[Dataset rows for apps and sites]
= = = = =
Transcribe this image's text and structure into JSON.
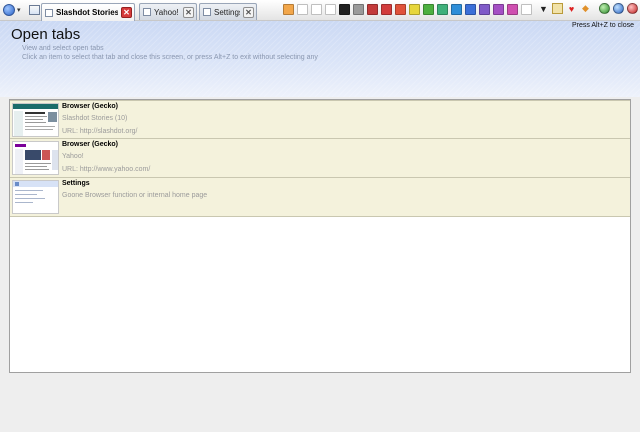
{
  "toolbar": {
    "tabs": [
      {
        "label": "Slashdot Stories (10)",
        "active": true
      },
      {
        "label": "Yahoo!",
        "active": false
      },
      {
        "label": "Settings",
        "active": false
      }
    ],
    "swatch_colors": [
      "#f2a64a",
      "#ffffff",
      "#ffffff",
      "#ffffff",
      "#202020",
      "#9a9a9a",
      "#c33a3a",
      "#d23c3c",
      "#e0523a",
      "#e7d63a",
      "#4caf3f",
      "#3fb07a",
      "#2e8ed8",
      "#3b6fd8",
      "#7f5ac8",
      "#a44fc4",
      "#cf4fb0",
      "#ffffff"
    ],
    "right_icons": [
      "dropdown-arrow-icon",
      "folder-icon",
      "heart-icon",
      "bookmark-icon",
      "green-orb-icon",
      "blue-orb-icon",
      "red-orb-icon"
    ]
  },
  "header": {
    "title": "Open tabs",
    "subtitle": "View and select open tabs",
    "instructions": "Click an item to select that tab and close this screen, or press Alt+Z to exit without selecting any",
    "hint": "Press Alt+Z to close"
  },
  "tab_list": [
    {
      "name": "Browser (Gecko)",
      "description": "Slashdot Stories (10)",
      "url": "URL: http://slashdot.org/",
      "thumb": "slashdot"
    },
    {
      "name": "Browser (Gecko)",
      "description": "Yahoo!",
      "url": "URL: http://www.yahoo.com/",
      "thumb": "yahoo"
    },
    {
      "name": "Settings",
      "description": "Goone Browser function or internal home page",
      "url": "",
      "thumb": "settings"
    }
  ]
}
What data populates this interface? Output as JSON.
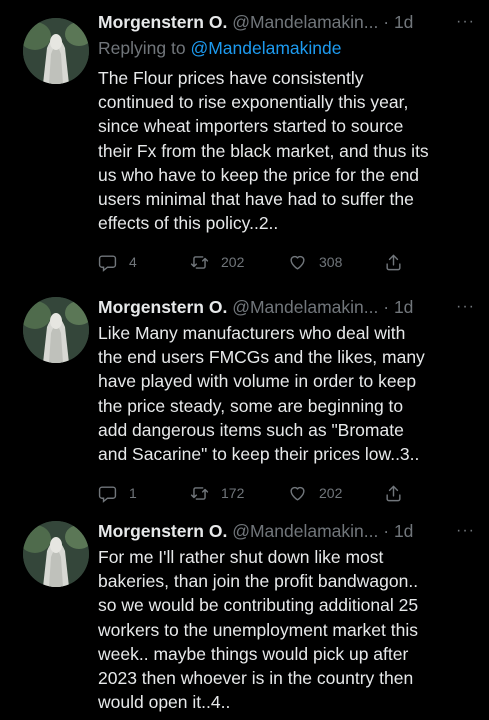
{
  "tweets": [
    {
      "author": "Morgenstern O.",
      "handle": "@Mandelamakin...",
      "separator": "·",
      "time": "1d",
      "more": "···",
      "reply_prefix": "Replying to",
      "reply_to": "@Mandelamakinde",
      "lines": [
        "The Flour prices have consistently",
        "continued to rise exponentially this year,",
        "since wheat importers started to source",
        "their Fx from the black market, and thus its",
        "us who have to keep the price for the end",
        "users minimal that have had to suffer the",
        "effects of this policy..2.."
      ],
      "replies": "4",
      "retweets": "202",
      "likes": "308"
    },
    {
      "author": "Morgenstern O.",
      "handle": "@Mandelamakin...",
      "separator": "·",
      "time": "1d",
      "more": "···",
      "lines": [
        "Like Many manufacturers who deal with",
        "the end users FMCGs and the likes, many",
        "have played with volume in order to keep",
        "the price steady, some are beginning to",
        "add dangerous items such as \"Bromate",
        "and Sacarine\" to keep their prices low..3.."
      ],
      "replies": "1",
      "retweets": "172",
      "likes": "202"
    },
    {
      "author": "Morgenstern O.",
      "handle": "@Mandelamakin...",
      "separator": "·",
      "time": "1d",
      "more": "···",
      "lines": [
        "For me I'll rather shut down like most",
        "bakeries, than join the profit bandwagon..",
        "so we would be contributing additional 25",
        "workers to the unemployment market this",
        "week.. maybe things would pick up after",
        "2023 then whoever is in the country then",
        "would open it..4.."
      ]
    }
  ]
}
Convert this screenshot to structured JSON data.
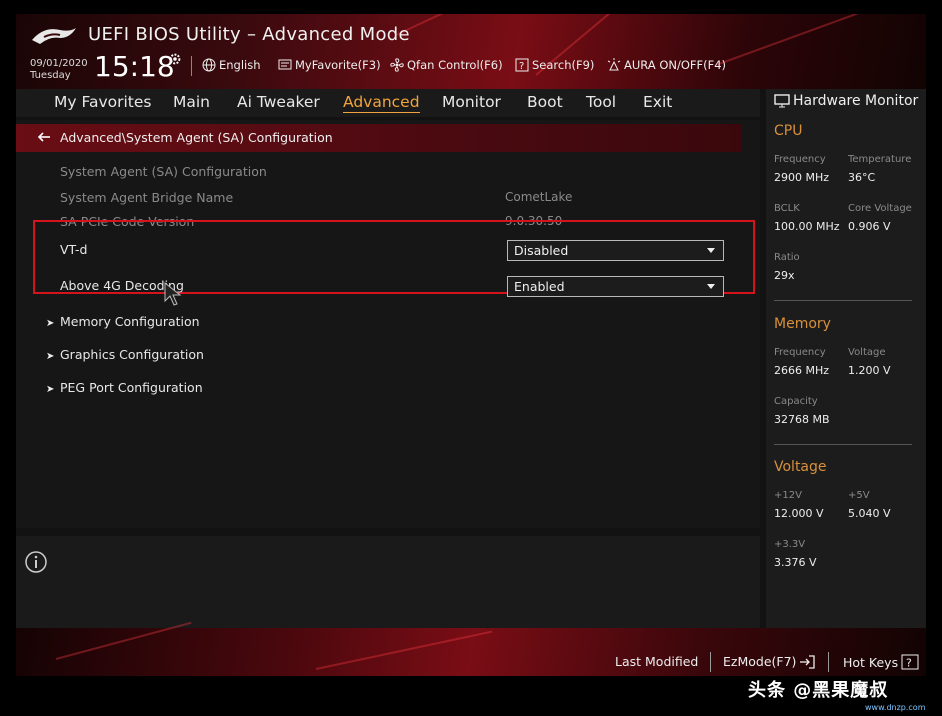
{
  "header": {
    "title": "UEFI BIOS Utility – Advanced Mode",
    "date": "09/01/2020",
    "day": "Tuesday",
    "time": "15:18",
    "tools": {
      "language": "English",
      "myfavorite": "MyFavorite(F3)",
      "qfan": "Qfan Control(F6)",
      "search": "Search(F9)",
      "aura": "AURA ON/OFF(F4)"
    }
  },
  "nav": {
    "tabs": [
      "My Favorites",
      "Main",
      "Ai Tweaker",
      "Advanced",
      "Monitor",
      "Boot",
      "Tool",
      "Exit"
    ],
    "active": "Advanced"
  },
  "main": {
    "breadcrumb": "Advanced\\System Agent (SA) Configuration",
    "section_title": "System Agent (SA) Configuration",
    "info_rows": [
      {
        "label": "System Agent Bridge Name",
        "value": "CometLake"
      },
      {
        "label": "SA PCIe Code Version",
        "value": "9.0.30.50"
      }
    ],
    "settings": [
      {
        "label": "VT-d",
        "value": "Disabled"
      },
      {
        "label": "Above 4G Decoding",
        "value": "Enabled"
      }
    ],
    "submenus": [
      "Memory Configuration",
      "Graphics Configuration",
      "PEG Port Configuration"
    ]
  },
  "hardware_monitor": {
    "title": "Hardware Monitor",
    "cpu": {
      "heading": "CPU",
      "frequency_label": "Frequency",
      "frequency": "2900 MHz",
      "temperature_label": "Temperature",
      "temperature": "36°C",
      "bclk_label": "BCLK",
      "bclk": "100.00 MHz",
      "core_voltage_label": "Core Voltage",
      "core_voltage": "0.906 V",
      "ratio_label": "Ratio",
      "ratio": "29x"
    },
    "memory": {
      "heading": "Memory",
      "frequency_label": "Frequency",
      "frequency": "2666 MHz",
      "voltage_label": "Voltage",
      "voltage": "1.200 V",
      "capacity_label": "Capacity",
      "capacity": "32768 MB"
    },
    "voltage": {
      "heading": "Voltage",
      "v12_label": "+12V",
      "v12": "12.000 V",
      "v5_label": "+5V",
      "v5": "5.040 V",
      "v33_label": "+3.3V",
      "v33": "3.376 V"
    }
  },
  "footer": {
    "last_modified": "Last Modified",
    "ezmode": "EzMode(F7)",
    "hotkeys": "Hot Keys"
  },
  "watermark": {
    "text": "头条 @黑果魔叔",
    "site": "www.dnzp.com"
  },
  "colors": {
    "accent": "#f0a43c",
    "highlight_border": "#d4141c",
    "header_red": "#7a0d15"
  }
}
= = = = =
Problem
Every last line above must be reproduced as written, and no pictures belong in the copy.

Solved exercise
Transcribe this image's text and structure into JSON.
{
  "toolbar": {
    "tabs": [
      {
        "label": "Slashdot Stories (10)",
        "active": true
      },
      {
        "label": "Yahoo!",
        "active": false
      },
      {
        "label": "Settings",
        "active": false
      }
    ],
    "swatch_colors": [
      "#f2a64a",
      "#ffffff",
      "#ffffff",
      "#ffffff",
      "#202020",
      "#9a9a9a",
      "#c33a3a",
      "#d23c3c",
      "#e0523a",
      "#e7d63a",
      "#4caf3f",
      "#3fb07a",
      "#2e8ed8",
      "#3b6fd8",
      "#7f5ac8",
      "#a44fc4",
      "#cf4fb0",
      "#ffffff"
    ],
    "right_icons": [
      "dropdown-arrow-icon",
      "folder-icon",
      "heart-icon",
      "bookmark-icon",
      "green-orb-icon",
      "blue-orb-icon",
      "red-orb-icon"
    ]
  },
  "header": {
    "title": "Open tabs",
    "subtitle": "View and select open tabs",
    "instructions": "Click an item to select that tab and close this screen, or press Alt+Z to exit without selecting any",
    "hint": "Press Alt+Z to close"
  },
  "tab_list": [
    {
      "name": "Browser (Gecko)",
      "description": "Slashdot Stories (10)",
      "url": "URL: http://slashdot.org/",
      "thumb": "slashdot"
    },
    {
      "name": "Browser (Gecko)",
      "description": "Yahoo!",
      "url": "URL: http://www.yahoo.com/",
      "thumb": "yahoo"
    },
    {
      "name": "Settings",
      "description": "Goone Browser function or internal home page",
      "url": "",
      "thumb": "settings"
    }
  ]
}
What data populates this interface? Output as JSON.
{
  "tweets": [
    {
      "author": "Morgenstern O.",
      "handle": "@Mandelamakin...",
      "separator": "·",
      "time": "1d",
      "more": "···",
      "reply_prefix": "Replying to",
      "reply_to": "@Mandelamakinde",
      "lines": [
        "The Flour prices have consistently",
        "continued to rise exponentially this year,",
        "since wheat importers started to source",
        "their Fx from the black market, and thus its",
        "us who have to keep the price for the end",
        "users minimal that have had to suffer the",
        "effects of this policy..2.."
      ],
      "replies": "4",
      "retweets": "202",
      "likes": "308"
    },
    {
      "author": "Morgenstern O.",
      "handle": "@Mandelamakin...",
      "separator": "·",
      "time": "1d",
      "more": "···",
      "lines": [
        "Like Many manufacturers who deal with",
        "the end users FMCGs and the likes, many",
        "have played with volume in order to keep",
        "the price steady, some are beginning to",
        "add dangerous items such as \"Bromate",
        "and Sacarine\" to keep their prices low..3.."
      ],
      "replies": "1",
      "retweets": "172",
      "likes": "202"
    },
    {
      "author": "Morgenstern O.",
      "handle": "@Mandelamakin...",
      "separator": "·",
      "time": "1d",
      "more": "···",
      "lines": [
        "For me I'll rather shut down like most",
        "bakeries, than join the profit bandwagon..",
        "so we would be contributing additional 25",
        "workers to the unemployment market this",
        "week.. maybe things would pick up after",
        "2023 then whoever is in the country then",
        "would open it..4.."
      ]
    }
  ]
}
Convert this screenshot to structured JSON data.
{
  "header": {
    "title": "UEFI BIOS Utility – Advanced Mode",
    "date": "09/01/2020",
    "day": "Tuesday",
    "time": "15:18",
    "tools": {
      "language": "English",
      "myfavorite": "MyFavorite(F3)",
      "qfan": "Qfan Control(F6)",
      "search": "Search(F9)",
      "aura": "AURA ON/OFF(F4)"
    }
  },
  "nav": {
    "tabs": [
      "My Favorites",
      "Main",
      "Ai Tweaker",
      "Advanced",
      "Monitor",
      "Boot",
      "Tool",
      "Exit"
    ],
    "active": "Advanced"
  },
  "main": {
    "breadcrumb": "Advanced\\System Agent (SA) Configuration",
    "section_title": "System Agent (SA) Configuration",
    "info_rows": [
      {
        "label": "System Agent Bridge Name",
        "value": "CometLake"
      },
      {
        "label": "SA PCIe Code Version",
        "value": "9.0.30.50"
      }
    ],
    "settings": [
      {
        "label": "VT-d",
        "value": "Disabled"
      },
      {
        "label": "Above 4G Decoding",
        "value": "Enabled"
      }
    ],
    "submenus": [
      "Memory Configuration",
      "Graphics Configuration",
      "PEG Port Configuration"
    ]
  },
  "hardware_monitor": {
    "title": "Hardware Monitor",
    "cpu": {
      "heading": "CPU",
      "frequency_label": "Frequency",
      "frequency": "2900 MHz",
      "temperature_label": "Temperature",
      "temperature": "36°C",
      "bclk_label": "BCLK",
      "bclk": "100.00 MHz",
      "core_voltage_label": "Core Voltage",
      "core_voltage": "0.906 V",
      "ratio_label": "Ratio",
      "ratio": "29x"
    },
    "memory": {
      "heading": "Memory",
      "frequency_label": "Frequency",
      "frequency": "2666 MHz",
      "voltage_label": "Voltage",
      "voltage": "1.200 V",
      "capacity_label": "Capacity",
      "capacity": "32768 MB"
    },
    "voltage": {
      "heading": "Voltage",
      "v12_label": "+12V",
      "v12": "12.000 V",
      "v5_label": "+5V",
      "v5": "5.040 V",
      "v33_label": "+3.3V",
      "v33": "3.376 V"
    }
  },
  "footer": {
    "last_modified": "Last Modified",
    "ezmode": "EzMode(F7)",
    "hotkeys": "Hot Keys"
  },
  "watermark": {
    "text": "头条 @黑果魔叔",
    "site": "www.dnzp.com"
  },
  "colors": {
    "accent": "#f0a43c",
    "highlight_border": "#d4141c",
    "header_red": "#7a0d15"
  }
}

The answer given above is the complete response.